Yes, either EA or Apple could pull the app from sale but Apple would not approve an update to kill previously purchased content entirely. Also, EA is not relying on anyone accepting a useless update. The kill switch is already in place and it might have been there since v1.0 for all we know.
If the judgement says "kill the app" Apple will do that. They have to do that. The question remains if "killing an app" is legally possible. Considering the fickleness of music licenses and the fact that even GOG had to pull some games from the shelves of people that already owned them, I think that this is a real possibility.
rampancy: It's not so much highlighting how evil EA is, but I'd take it as a symbol of the dangers of producing and selling (and I'd say, also buying) a game which is heavily dependent on licensed properties.
This is very, very important here.

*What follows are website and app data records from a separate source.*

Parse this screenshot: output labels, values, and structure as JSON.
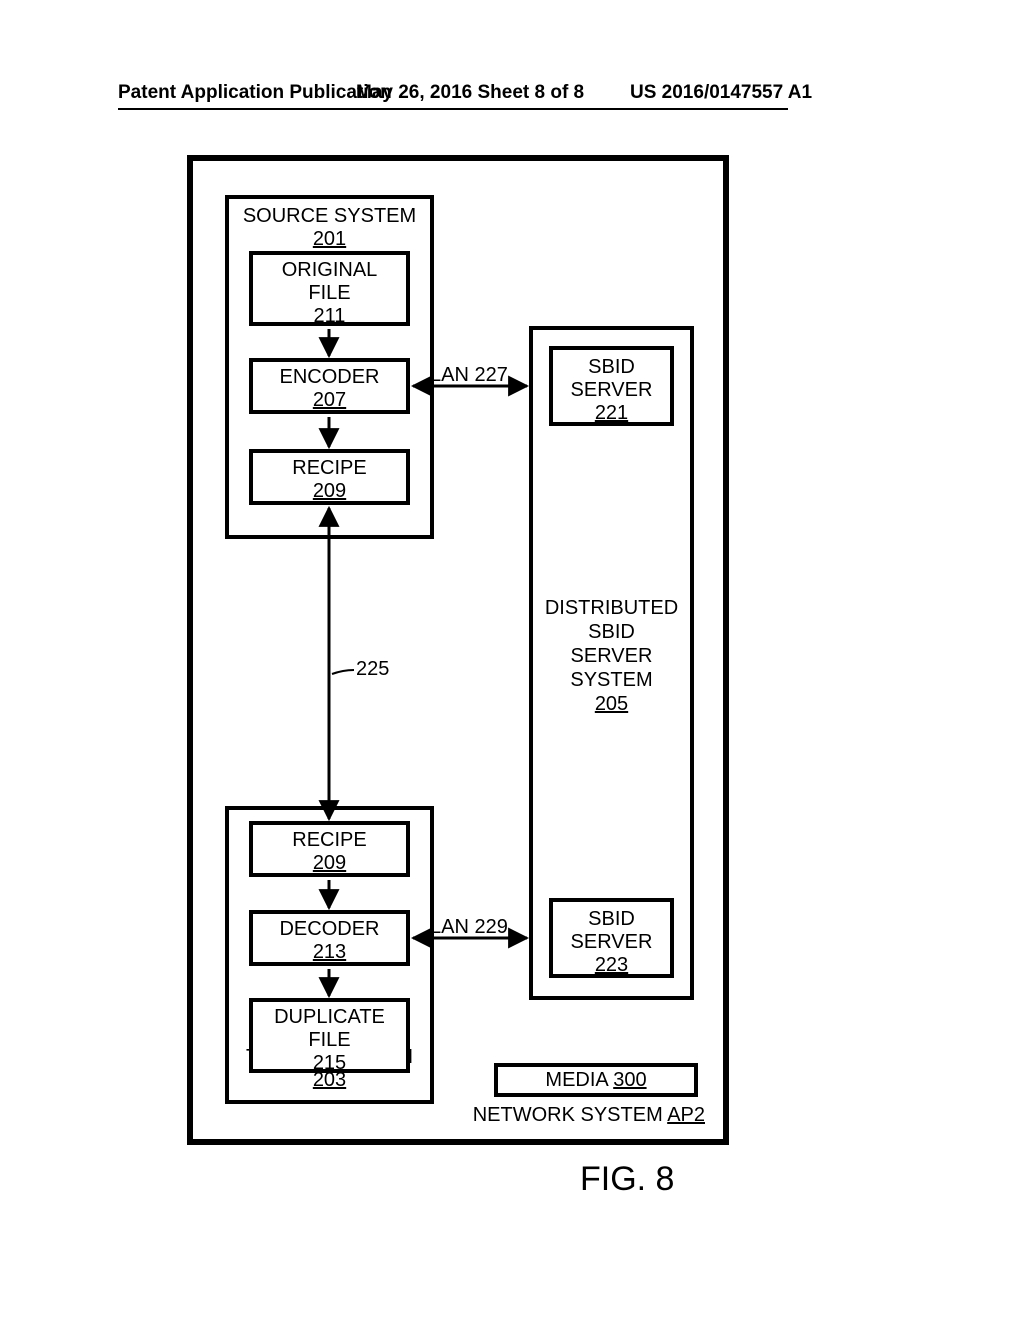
{
  "header": {
    "left": "Patent Application Publication",
    "mid": "May 26, 2016  Sheet 8 of 8",
    "right": "US 2016/0147557 A1"
  },
  "figure_label": "FIG. 8",
  "outer": {
    "network_system_label": "NETWORK SYSTEM",
    "network_system_ref": "AP2"
  },
  "source_system": {
    "title": "SOURCE SYSTEM",
    "ref": "201",
    "original_file": {
      "title": "ORIGINAL FILE",
      "ref": "211"
    },
    "encoder": {
      "title": "ENCODER",
      "ref": "207"
    },
    "recipe": {
      "title": "RECIPE",
      "ref": "209"
    }
  },
  "target_system": {
    "title": "TARGET SYSTEM",
    "ref": "203",
    "recipe": {
      "title": "RECIPE",
      "ref": "209"
    },
    "decoder": {
      "title": "DECODER",
      "ref": "213"
    },
    "duplicate_file": {
      "title": "DUPLICATE FILE",
      "ref": "215"
    }
  },
  "sb_system": {
    "title": "DISTRIBUTED SBID SERVER SYSTEM",
    "ref": "205",
    "server_upper": {
      "title": "SBID SERVER",
      "ref": "221"
    },
    "server_lower": {
      "title": "SBID SERVER",
      "ref": "223"
    }
  },
  "media": {
    "title": "MEDIA",
    "ref": "300"
  },
  "links": {
    "lan_upper": "LAN 227",
    "lan_lower": "LAN 229",
    "recipe_link_ref": "225"
  }
}
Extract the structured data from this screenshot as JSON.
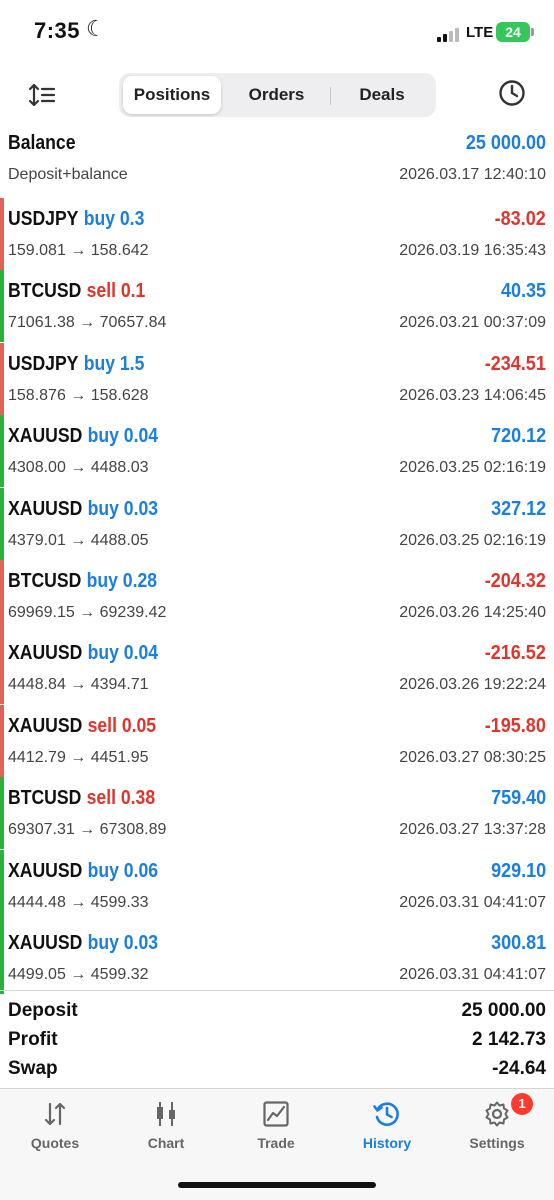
{
  "status_bar": {
    "time": "7:35",
    "network": "LTE",
    "battery": "24"
  },
  "tabs": {
    "positions": "Positions",
    "orders": "Orders",
    "deals": "Deals",
    "active": "Positions"
  },
  "balance": {
    "label": "Balance",
    "value": "25 000.00",
    "sublabel": "Deposit+balance",
    "date": "2026.03.17 12:40:10"
  },
  "deals": [
    {
      "symbol": "USDJPY",
      "side": "buy 0.3",
      "prices": "159.081 → 158.642",
      "profit": "-83.02",
      "date": "2026.03.19 16:35:43",
      "profit_sign": "negative"
    },
    {
      "symbol": "BTCUSD",
      "side": "sell 0.1",
      "prices": "71061.38 → 70657.84",
      "profit": "40.35",
      "date": "2026.03.21 00:37:09",
      "profit_sign": "positive"
    },
    {
      "symbol": "USDJPY",
      "side": "buy 1.5",
      "prices": "158.876 → 158.628",
      "profit": "-234.51",
      "date": "2026.03.23 14:06:45",
      "profit_sign": "negative"
    },
    {
      "symbol": "XAUUSD",
      "side": "buy 0.04",
      "prices": "4308.00 → 4488.03",
      "profit": "720.12",
      "date": "2026.03.25 02:16:19",
      "profit_sign": "positive"
    },
    {
      "symbol": "XAUUSD",
      "side": "buy 0.03",
      "prices": "4379.01 → 4488.05",
      "profit": "327.12",
      "date": "2026.03.25 02:16:19",
      "profit_sign": "positive"
    },
    {
      "symbol": "BTCUSD",
      "side": "buy 0.28",
      "prices": "69969.15 → 69239.42",
      "profit": "-204.32",
      "date": "2026.03.26 14:25:40",
      "profit_sign": "negative"
    },
    {
      "symbol": "XAUUSD",
      "side": "buy 0.04",
      "prices": "4448.84 → 4394.71",
      "profit": "-216.52",
      "date": "2026.03.26 19:22:24",
      "profit_sign": "negative"
    },
    {
      "symbol": "XAUUSD",
      "side": "sell 0.05",
      "prices": "4412.79 → 4451.95",
      "profit": "-195.80",
      "date": "2026.03.27 08:30:25",
      "profit_sign": "negative"
    },
    {
      "symbol": "BTCUSD",
      "side": "sell 0.38",
      "prices": "69307.31 → 67308.89",
      "profit": "759.40",
      "date": "2026.03.27 13:37:28",
      "profit_sign": "positive"
    },
    {
      "symbol": "XAUUSD",
      "side": "buy 0.06",
      "prices": "4444.48 → 4599.33",
      "profit": "929.10",
      "date": "2026.03.31 04:41:07",
      "profit_sign": "positive"
    },
    {
      "symbol": "XAUUSD",
      "side": "buy 0.03",
      "prices": "4499.05 → 4599.32",
      "profit": "300.81",
      "date": "2026.03.31 04:41:07",
      "profit_sign": "positive"
    }
  ],
  "summary": [
    {
      "label": "Deposit",
      "value": "25 000.00"
    },
    {
      "label": "Profit",
      "value": "2 142.73"
    },
    {
      "label": "Swap",
      "value": "-24.64"
    }
  ],
  "bottom_nav": {
    "quotes": "Quotes",
    "chart": "Chart",
    "trade": "Trade",
    "history": "History",
    "settings": "Settings",
    "settings_badge": "1",
    "active": "History"
  },
  "colors": {
    "accent": "#1a7fe0",
    "loss": "#e0352b",
    "gain_bar": "#2ab33a",
    "loss_bar": "#e0635a"
  }
}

Blame EA for other stuff, bad licensing maybe, but they certainly aren't happy about this happening.